Wednesday, April 23, 2014

T is for Tantalus Tortured in Tartarus

Day 20 of Blogging from A to Z.  Today’s letter is T

T is for Tantalus Tortured in Tartarus

tantalus tortured
tipple and taste beyond reach
hubris’ consequence

As capricious as the ancient gods were, they meted out some well deserved punishments. Unlike today, when we have a shooter of children on film and still
call him the alleged shooter.

Ah Zeus, where are you when we need you.

© Perle Champion


The punishment of Tantalus in Tartarus is to stand knee deep in water but be unable to slake his thirst because whenever he bends down, the water vanishes. Over his head hangs fruit, but whenever he reaches for it, it goes just beyond his reach. From this punishment Tantalus is familiar to us in the word tantalize.

Tuesday, April 22, 2014

S is for Seek, Seas, beyond the Strand…

Day 19 of Blogging from A to Z.  Today’s letter is S

S is for Seek, Seas, Strand…

to seek out new seas
one must abandon the strand
lose sight of the shore

Many people opt to stay securely on that narrow strand. Perhaps they’ll
wonder what lies beyond across the sea.  Perhaps they’ll wonder what lies inland as well.  

Alas, fear holds them fast.  They might take a hesitant step seaward, but the ventured foot sinks deep as the eager current’s pull makes footing unsure.  They might step inland, but here too the shifting sands make footing once more unsure.

And so they remain on their small path wondering but never knowing what lies beyond.


© Perle Champion

Monday, April 21, 2014

The Rock of Ritual & Rote

Day 18 of Blogging from A to Z.  Today’s letter is R

R is for the Rock of Ritual & Rote

with rote of ritual
rock bottom can become our
solid foundation

© Perle Champion

Ritual has many forms. Some as simple as making your morning coffee or tea; performing morning ablutions; etc.

I would add to those a few of my favorites – I’m sure you have more:
  • Taking my early morning walk, rain, shine or snow, sans the distraction of headgear, so I can listen to my own thoughts and the sounds of nature around me.
  • Writing stream-of-consciousness by hand in my journal on my return, before the noise of the day intrudes and crowds out my own internal voice.
  • Preparing food for the day whether breakfast, lunch or dinner.  The cracking of an egg, butter on toast; the simple act of dicing carrots, celery, pickles for a tuna salad; julienning vegetables for a stir fry.  All these rote preparations have a Zen affect when we pay attention.
  • Lighting candles on my small home altar.
  • Stroking my cat’s soft fur and relishing her soft purr as we settle on the couch with a good book and a glass of Pinot Noir.
  • Writing in my gratitude journal a list of at least 5 things I am grateful for before turning out the lights at night.

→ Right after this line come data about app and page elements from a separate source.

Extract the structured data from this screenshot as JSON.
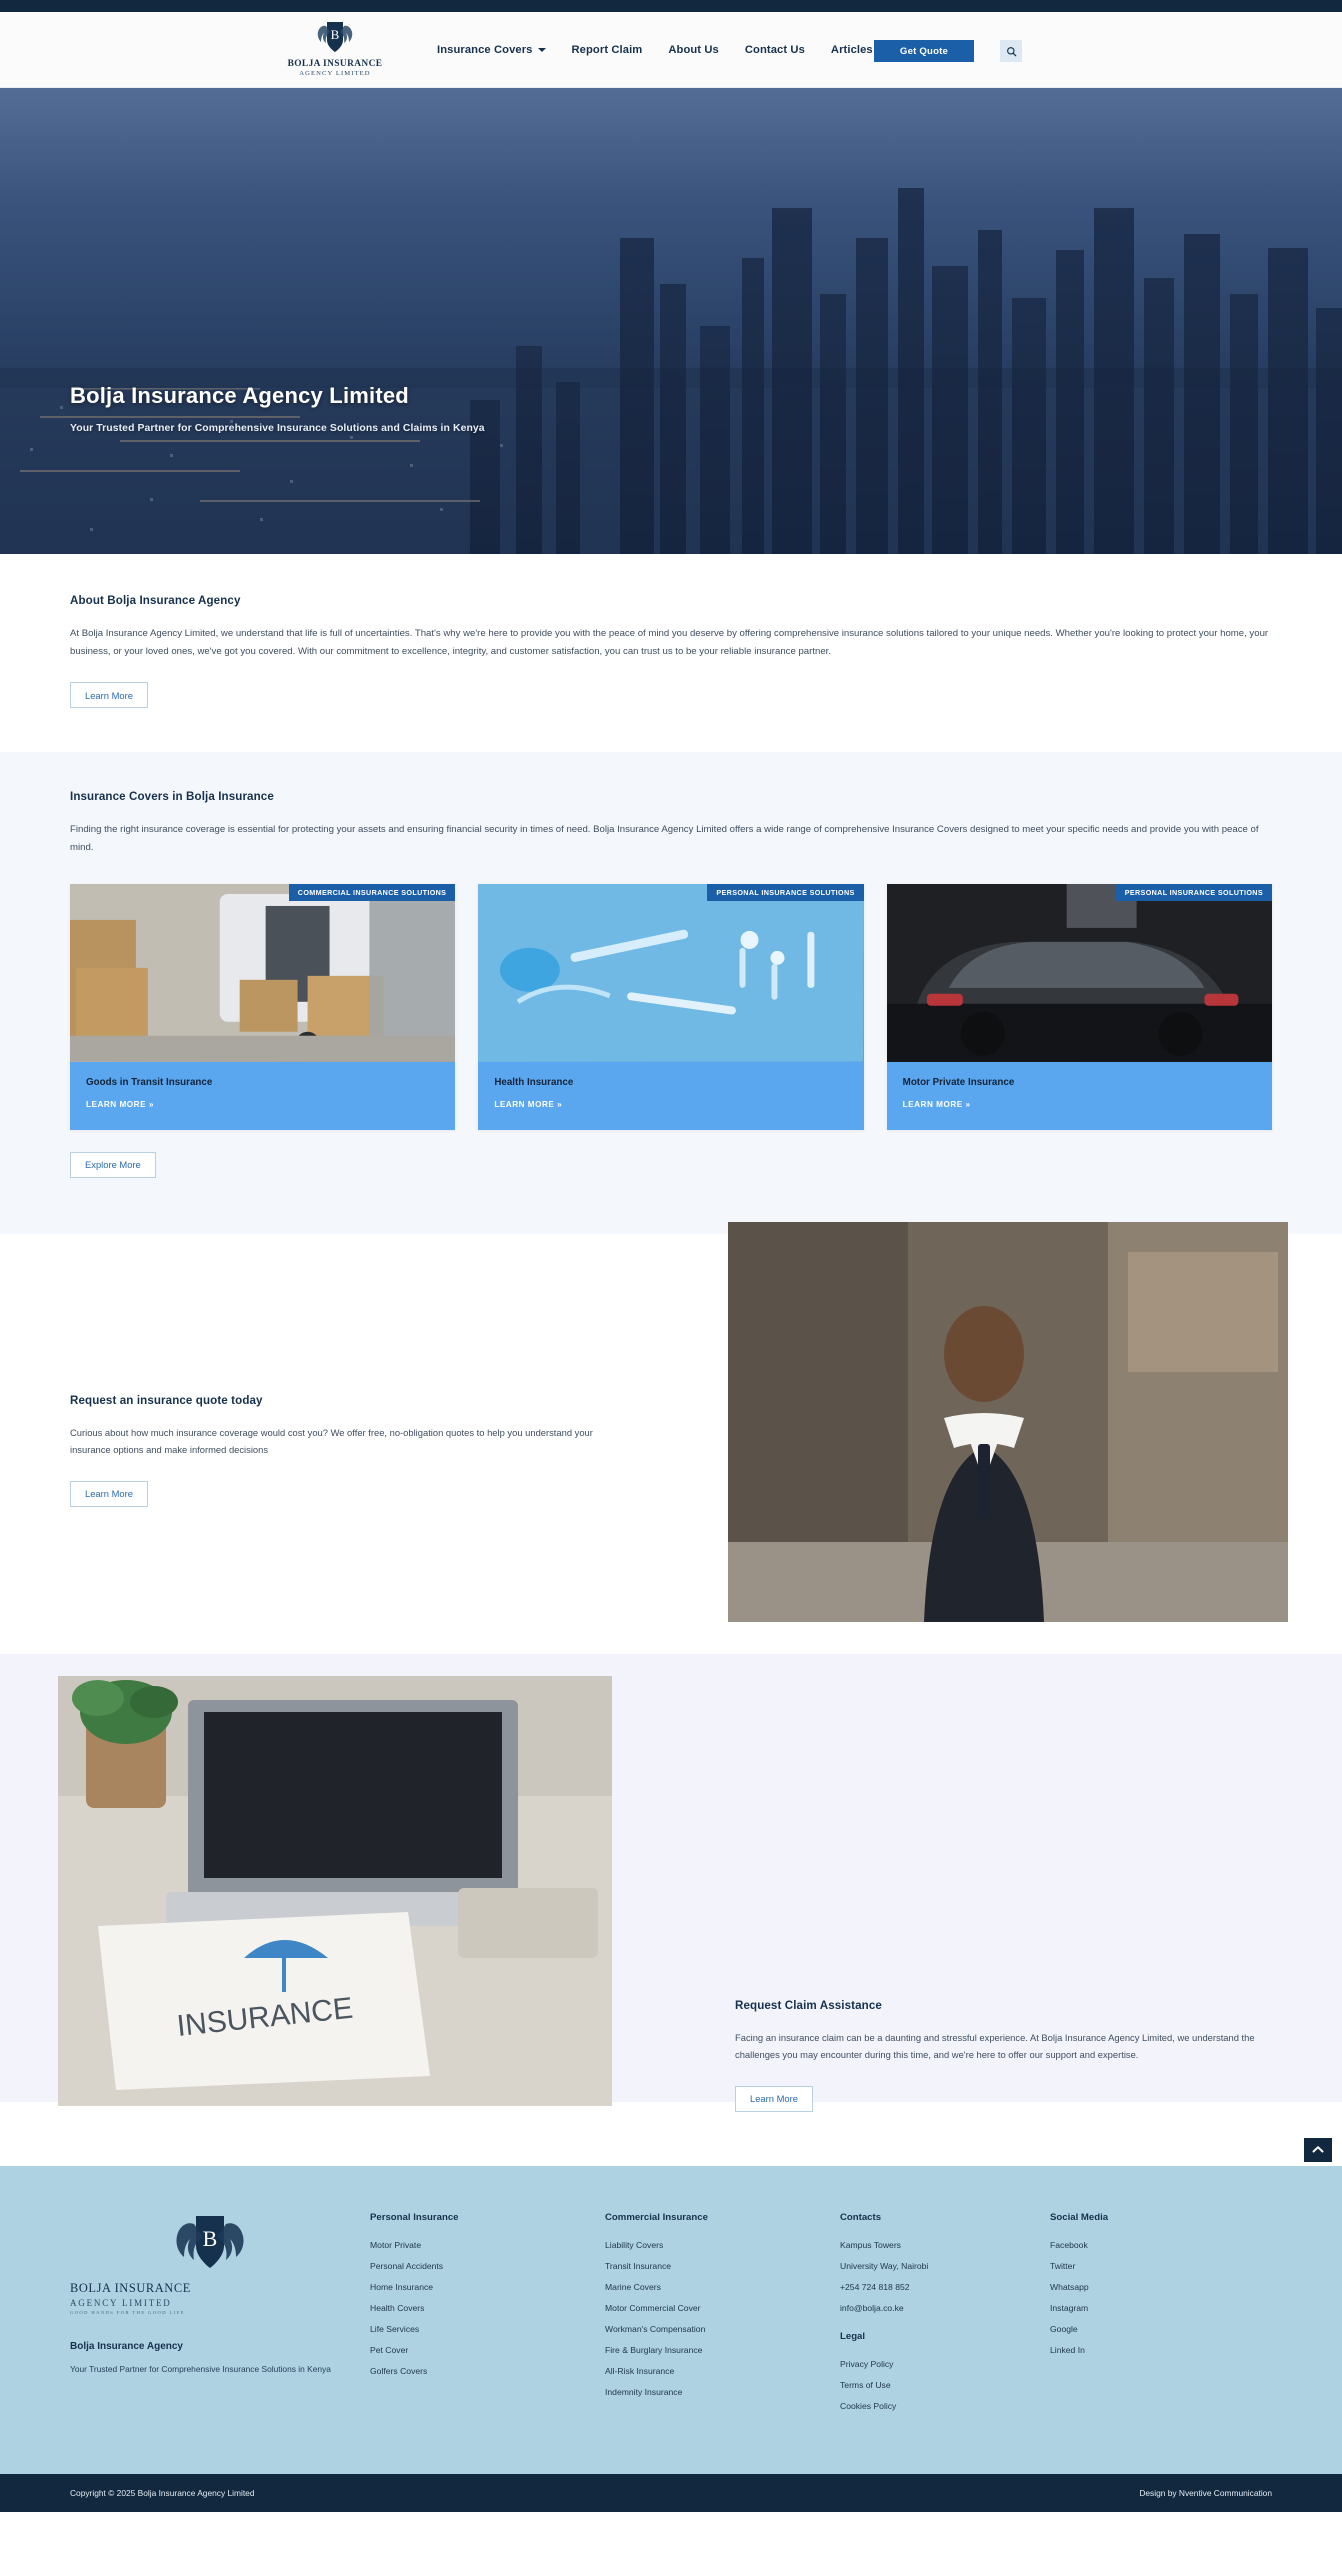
{
  "brand": {
    "logo_line1": "BOLJA INSURANCE",
    "logo_line2": "AGENCY LIMITED",
    "logo_tagline": "GOOD HANDS FOR THE GOOD LIFE",
    "monogram": "B"
  },
  "nav": {
    "items": [
      {
        "label": "Insurance Covers",
        "has_dropdown": true
      },
      {
        "label": "Report Claim",
        "has_dropdown": false
      },
      {
        "label": "About Us",
        "has_dropdown": false
      },
      {
        "label": "Contact Us",
        "has_dropdown": false
      },
      {
        "label": "Articles",
        "has_dropdown": false
      }
    ],
    "quote_button": "Get Quote",
    "search_icon": "search-icon"
  },
  "hero": {
    "title": "Bolja Insurance Agency Limited",
    "subtitle": "Your Trusted Partner for Comprehensive Insurance Solutions and Claims in Kenya"
  },
  "about": {
    "title": "About Bolja Insurance Agency",
    "paragraph": "At Bolja Insurance Agency Limited, we understand that life is full of uncertainties. That's why we're here to provide you with the peace of mind you deserve by offering comprehensive insurance solutions tailored to your unique needs. Whether you're looking to protect your home, your business, or your loved ones, we've got you covered. With our commitment to excellence, integrity, and customer satisfaction, you can trust us to be your reliable insurance partner.",
    "button": "Learn More"
  },
  "covers": {
    "title": "Insurance Covers in Bolja Insurance",
    "paragraph": "Finding the right insurance coverage is essential for protecting your assets and ensuring financial security in times of need. Bolja Insurance Agency Limited offers a wide range of comprehensive Insurance Covers designed to meet your specific needs and provide you with peace of mind.",
    "cards": [
      {
        "badge": "COMMERCIAL INSURANCE SOLUTIONS",
        "title": "Goods in Transit Insurance",
        "link": "LEARN MORE »"
      },
      {
        "badge": "PERSONAL INSURANCE SOLUTIONS",
        "title": "Health Insurance",
        "link": "LEARN MORE »"
      },
      {
        "badge": "PERSONAL INSURANCE SOLUTIONS",
        "title": "Motor Private Insurance",
        "link": "LEARN MORE »"
      }
    ],
    "explore_button": "Explore More"
  },
  "quote": {
    "title": "Request an insurance quote today",
    "paragraph": "Curious about how much insurance coverage would cost you? We offer free, no-obligation quotes to help you understand your insurance options and make informed decisions",
    "button": "Learn More"
  },
  "claim": {
    "title": "Request Claim Assistance",
    "paragraph": "Facing an insurance claim can be a daunting and stressful experience. At Bolja Insurance Agency Limited, we understand the challenges you may encounter during this time, and we're here to offer our support and expertise.",
    "button": "Learn More"
  },
  "footer": {
    "brand_title": "Bolja Insurance Agency",
    "brand_sub": "Your Trusted Partner for Comprehensive Insurance Solutions in Kenya",
    "personal": {
      "heading": "Personal Insurance",
      "links": [
        "Motor Private",
        "Personal Accidents",
        "Home Insurance",
        "Health Covers",
        "Life Services",
        "Pet Cover",
        "Golfers Covers"
      ]
    },
    "commercial": {
      "heading": "Commercial Insurance",
      "links": [
        "Liability Covers",
        "Transit Insurance",
        "Marine Covers",
        "Motor Commercial Cover",
        "Workman's Compensation",
        "Fire & Burglary Insurance",
        "All-Risk Insurance",
        "Indemnity Insurance"
      ]
    },
    "contacts": {
      "heading": "Contacts",
      "links": [
        "Kampus Towers",
        "University Way, Nairobi",
        "+254 724 818 852",
        "info@bolja.co.ke"
      ]
    },
    "legal": {
      "heading": "Legal",
      "links": [
        "Privacy Policy",
        "Terms of Use",
        "Cookies Policy"
      ]
    },
    "social": {
      "heading": "Social Media",
      "links": [
        "Facebook",
        "Twitter",
        "Whatsapp",
        "Instagram",
        "Google",
        "Linked In"
      ]
    },
    "back_to_top_icon": "chevron-up-icon"
  },
  "bottom": {
    "copyright": "Copyright © 2025 Bolja Insurance Agency Limited",
    "credit": "Design by Nventive Communication"
  },
  "colors": {
    "dark_navy": "#12283f",
    "brand_blue": "#1a5fa8",
    "card_blue": "#5aa7ef",
    "footer_blue": "#aed2e2",
    "section_grey": "#f4f7fb",
    "claim_bg": "#f3f4fb"
  }
}
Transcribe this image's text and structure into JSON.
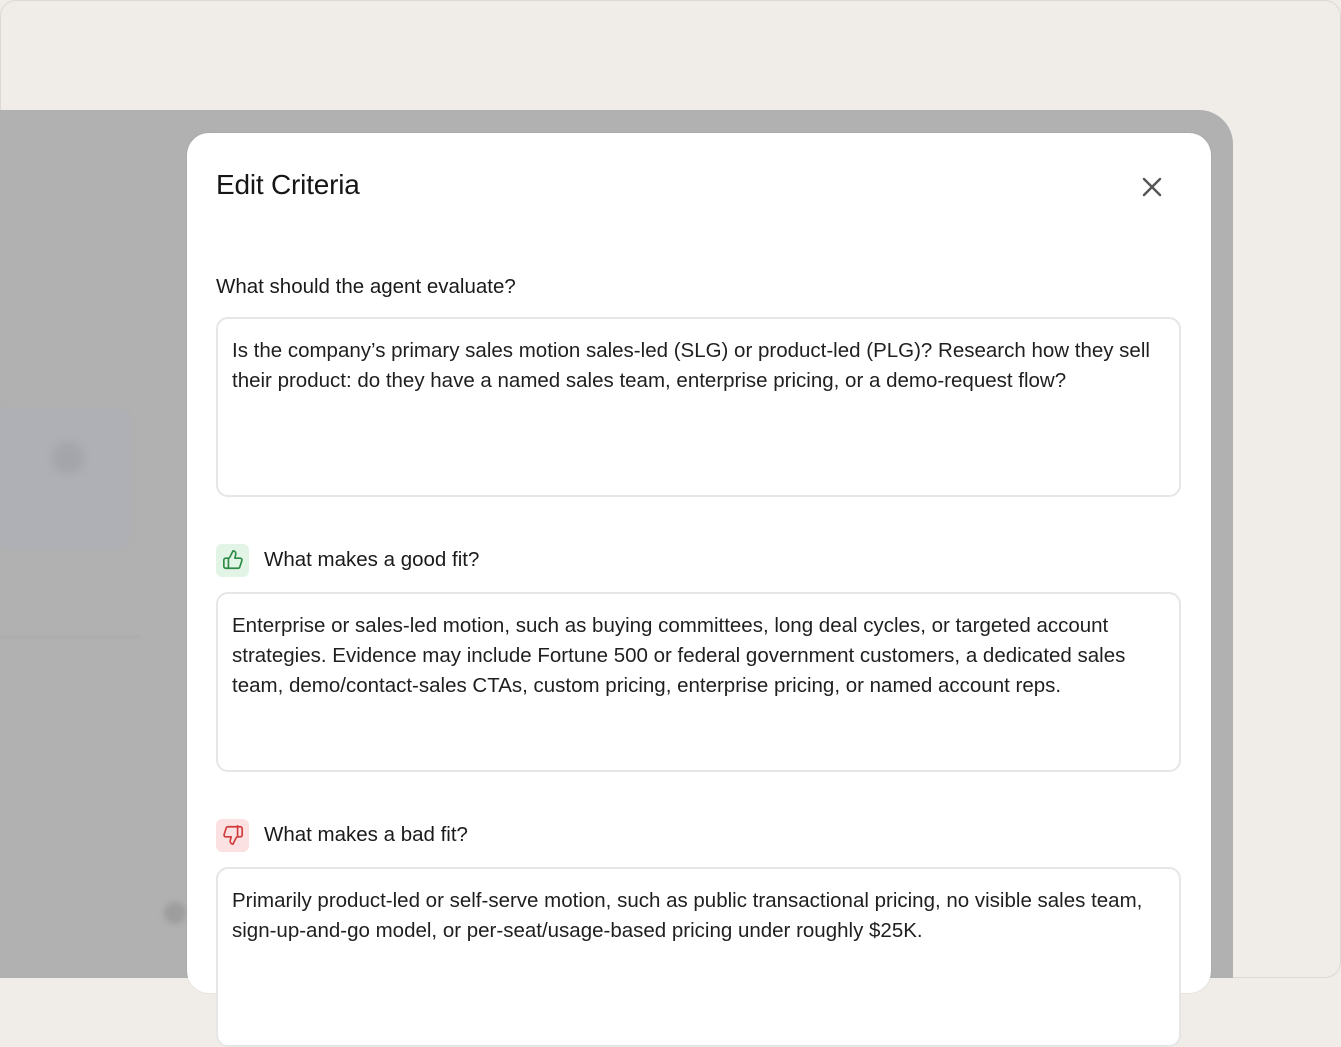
{
  "modal": {
    "title": "Edit Criteria",
    "close_icon": "close-icon"
  },
  "evaluate": {
    "label": "What should the agent evaluate?",
    "value": "Is the company’s primary sales motion sales-led (SLG) or product-led (PLG)? Research how they sell their product: do they have a named sales team, enterprise pricing, or a demo-request flow?"
  },
  "good_fit": {
    "label": "What makes a good fit?",
    "icon": "thumbs-up-icon",
    "icon_color": "#2e8b46",
    "icon_bg": "#e2f4e6",
    "value": "Enterprise or sales-led motion, such as buying committees, long deal cycles, or targeted account strategies. Evidence may include Fortune 500 or federal government customers, a dedicated sales team, demo/contact-sales CTAs, custom pricing, enterprise pricing, or named account reps."
  },
  "bad_fit": {
    "label": "What makes a bad fit?",
    "icon": "thumbs-down-icon",
    "icon_color": "#d03a3a",
    "icon_bg": "#fbe1e1",
    "value": "Primarily product-led or self-serve motion, such as public transactional pricing, no visible sales team, sign-up-and-go model, or per-seat/usage-based pricing under roughly $25K."
  }
}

If we stop and pay attention to the small rote rituals of our day they can be that rock that anchors us after an otherwise stormy day.


What are some of yours?

Saturday, April 19, 2014

Q Is for Quodlibet, Quibbles & Quarrels

Day 17 of Blogging from A to Z.  Today’s letter is Q

Q Is for Quodlibet, Quibbles & Quarrels

quodlibet quibbles
grow to quarrels when questioned
mules wearing blinders??
there is only one

© Perle Champion

Quodlibet is a disputation on a philosophical or theological point.  These days few
people or nations, for that matter, know how to have civilized discourse or debate on their preconceived ideals or the issues of the day. 

Each person or nation stands firm, determined to convince the other at the outset that their belief is the only truth one and all others are wrong.  There is rarely an open mind on either side.  (Kierkegaard says it best; see quote below). 

I no longer discuss, and rarely voice my beliefs to certain people, because it just isn’t worth my time.  I most certainly don’t have the patience with someone that believes if they shout loud enough and drown out other viewpoints, then they win.  I’m not sure what they think they win except to shut out any possibility of learning something new.


“The most terrible fight is not when there is one opinion against another, the most terrible is when two men say the same thing – and fight about the interpretation, and this interpretation involves a difference of quality.”


 – Søren Kierkegaard (1813-1855) Danish Philosopher. The Journals of Søren Kierkegaard: A selection, no 1057 (ed. And tr. By Alexander, 1938), 1850 entry.